But Barry believes the USPSTF recommendation is too black-and-white. "What I'm espousing is the middle of the road," Barry says. "I absolutely agree that many men look at that [the report] and say that's a really small benefit for the harm of potentially doubling my risk of getting prostate cancer and all the side effects of treatment that may come with it, but I think other men would look at the same data and say, 'For me, it's worth it.' So rather than solving it with a one-size-fits-all recommendation for everyone, I like doing it on the individual level."
Many other physicians have mixed reactions to the recommendations. In a survey of "Top Doctors" conducted by U.S. News and World Report, more than 60% of internal medicine specialists said they would continue testing despite the task force recommendation.
Barry acknowledges that many physicians have a "dubious" record of decision-making for PSA testing. "We have been ordering PSA tests without discussion.
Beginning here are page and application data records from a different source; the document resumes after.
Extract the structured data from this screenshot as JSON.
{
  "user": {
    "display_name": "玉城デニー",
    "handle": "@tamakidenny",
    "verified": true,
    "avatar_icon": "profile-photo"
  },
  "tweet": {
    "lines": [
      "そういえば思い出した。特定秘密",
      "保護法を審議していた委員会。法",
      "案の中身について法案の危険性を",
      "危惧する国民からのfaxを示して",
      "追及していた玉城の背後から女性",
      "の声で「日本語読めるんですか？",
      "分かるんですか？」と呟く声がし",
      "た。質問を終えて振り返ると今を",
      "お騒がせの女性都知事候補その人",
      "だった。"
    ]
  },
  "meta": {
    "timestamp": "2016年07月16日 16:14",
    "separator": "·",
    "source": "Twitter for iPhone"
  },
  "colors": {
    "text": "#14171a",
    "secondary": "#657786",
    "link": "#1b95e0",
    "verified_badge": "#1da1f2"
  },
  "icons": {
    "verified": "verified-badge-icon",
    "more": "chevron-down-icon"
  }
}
We have been ordering them in very old men without anything to gain," he says.
For primary care physicians, however, serious conversations about the issue have been compromised during regular office visits, wrote Allan S. Brett, MD, and Richard J. Ablin, PhD, also in last month's New England Journal of Medicine.
"The idea that physicians could initiate truly informed discussion was wishful thinking," Brett and Ablin write, "because clinicians and patients had to consider an enormous list of probability estimates and uncertainties."
"Patients were not really making informed decisions and office-based discussion of the pros and cons of PSA testing was essentially a charade," they add.
While the controversy continues over PSA testing, that charade must cease, as Barry sees it. Physicians must take the time—or at least provide patients the proper educational tools—to help men make an informed choice about PSA screening.